"Everything you told him about his tooth backfired."
Now, I bet your saying to yourself how could that possibly backfire (then you are as hopeless as me my friend, and Dr. Huxtable is laughing at us both from TV Land...)
Jack's interpretation of his tooth falling out went something like this:
"Does this mean all my teeth are going to fall out tonight? And if that happens will all my adult teeth grow in!? My mouth is too small how will I ever eat again!!?? I don't want to grow-up tonight!!! I DON'T WANT MY HAIR TO TURN BROWN!!! I DON'T WANT TO BE A DADDY YET I'M TOO YOUNG!!!!
Now to explain the brown hair bit, my hair is brown, so naturally when you lose your teeth and become an adult your hair changes color to your father's hair color and you instantly become a daddy. I don't know how this happens in Jack's mind I just know it was VERY real to him and so VERY real to us.
The look I received from my wife when I got home that night instantly vaporized me. However, as it turns out when you're vaporized it's easy to play the role of the tooth fairy and leave money under a child's pillow, who will apparently need all the cash he can get as he will be a daddy without a job in the morning.

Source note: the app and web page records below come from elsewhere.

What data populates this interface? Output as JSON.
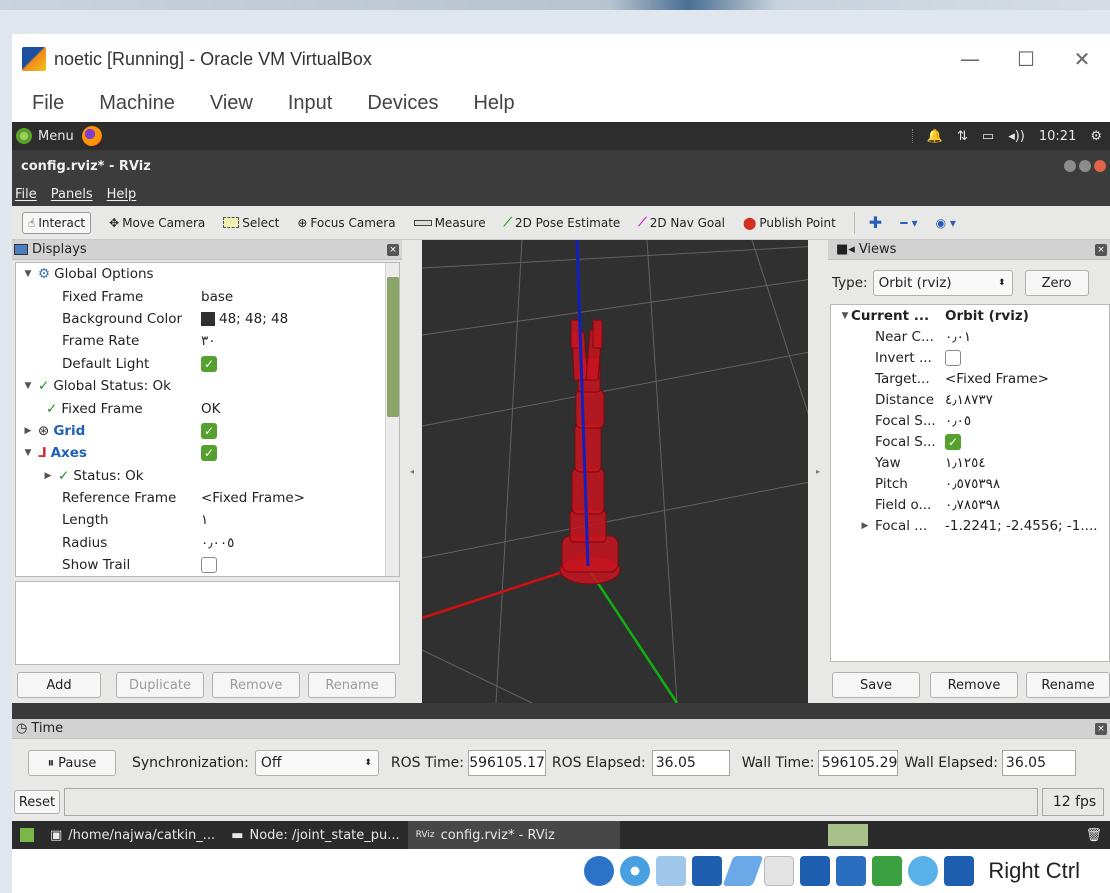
{
  "vbox": {
    "title": "noetic [Running] - Oracle VM VirtualBox",
    "min_glyph": "—",
    "max_glyph": "☐",
    "close_glyph": "✕",
    "menu": [
      "File",
      "Machine",
      "View",
      "Input",
      "Devices",
      "Help"
    ],
    "host_key": "Right Ctrl"
  },
  "guest_panel": {
    "menu_label": "Menu",
    "clock": "10:21"
  },
  "rviz": {
    "window_title": "config.rviz* - RViz",
    "menu": [
      "File",
      "Panels",
      "Help"
    ],
    "tools": [
      "Interact",
      "Move Camera",
      "Select",
      "Focus Camera",
      "Measure",
      "2D Pose Estimate",
      "2D Nav Goal",
      "Publish Point"
    ],
    "displays": {
      "title": "Displays",
      "rows": [
        {
          "name": "Global Options",
          "value": ""
        },
        {
          "name": "Fixed Frame",
          "value": "base"
        },
        {
          "name": "Background Color",
          "value": "48; 48; 48"
        },
        {
          "name": "Frame Rate",
          "value": "٣٠"
        },
        {
          "name": "Default Light",
          "value": ""
        },
        {
          "name": "Global Status: Ok",
          "value": ""
        },
        {
          "name": "Fixed Frame",
          "value": "OK"
        },
        {
          "name": "Grid",
          "value": ""
        },
        {
          "name": "Axes",
          "value": ""
        },
        {
          "name": "Status: Ok",
          "value": ""
        },
        {
          "name": "Reference Frame",
          "value": "<Fixed Frame>"
        },
        {
          "name": "Length",
          "value": "١"
        },
        {
          "name": "Radius",
          "value": "٠٫٠٠٥"
        },
        {
          "name": "Show Trail",
          "value": ""
        }
      ],
      "buttons": {
        "add": "Add",
        "duplicate": "Duplicate",
        "remove": "Remove",
        "rename": "Rename"
      }
    },
    "views": {
      "title": "Views",
      "type_label": "Type:",
      "type_value": "Orbit (rviz)",
      "zero": "Zero",
      "rows": [
        {
          "name": "Current ...",
          "value": "Orbit (rviz)"
        },
        {
          "name": "Near C...",
          "value": "٠٫٠١"
        },
        {
          "name": "Invert ...",
          "value": ""
        },
        {
          "name": "Target...",
          "value": "<Fixed Frame>"
        },
        {
          "name": "Distance",
          "value": "٤٫١٨٧٣٧"
        },
        {
          "name": "Focal S...",
          "value": "٠٫٠٥"
        },
        {
          "name": "Focal S...",
          "value": ""
        },
        {
          "name": "Yaw",
          "value": "١٫١٢٥٤"
        },
        {
          "name": "Pitch",
          "value": "٠٫٥٧٥٣٩٨"
        },
        {
          "name": "Field o...",
          "value": "٠٫٧٨٥٣٩٨"
        },
        {
          "name": "Focal ...",
          "value": "-1.2241; -2.4556; -1...."
        }
      ],
      "buttons": {
        "save": "Save",
        "remove": "Remove",
        "rename": "Rename"
      }
    },
    "time": {
      "title": "Time",
      "pause": "Pause",
      "sync_label": "Synchronization:",
      "sync_value": "Off",
      "ros_time_label": "ROS Time:",
      "ros_time": "596105.17",
      "ros_elapsed_label": "ROS Elapsed:",
      "ros_elapsed": "36.05",
      "wall_time_label": "Wall Time:",
      "wall_time": "596105.29",
      "wall_elapsed_label": "Wall Elapsed:",
      "wall_elapsed": "36.05",
      "reset": "Reset",
      "fps": "12 fps"
    }
  },
  "taskbar": {
    "tasks": [
      "/home/najwa/catkin_...",
      "Node: /joint_state_pu...",
      "config.rviz* - RViz"
    ]
  },
  "colors": {
    "viewport_bg": "#303030",
    "robot": "#c8141e",
    "x_axis": "#d01010",
    "y_axis": "#10b010",
    "z_axis": "#1020c0",
    "check": "#55a02e"
  }
}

Jack was ecstatic the next morning to find his money for his tooth, and in another twist, he keeps finding money under his pillow... Ever since he received his payment for this fallen enamel there has been loose change consistently showing up under his pillow. Now, either my son is finding change left around the house and adding to his collection of coin, or the tooth fairy has taken pity on him and has been trying to lift his spirits monetarily. I'm cutting my losses and going with the tooth fairy.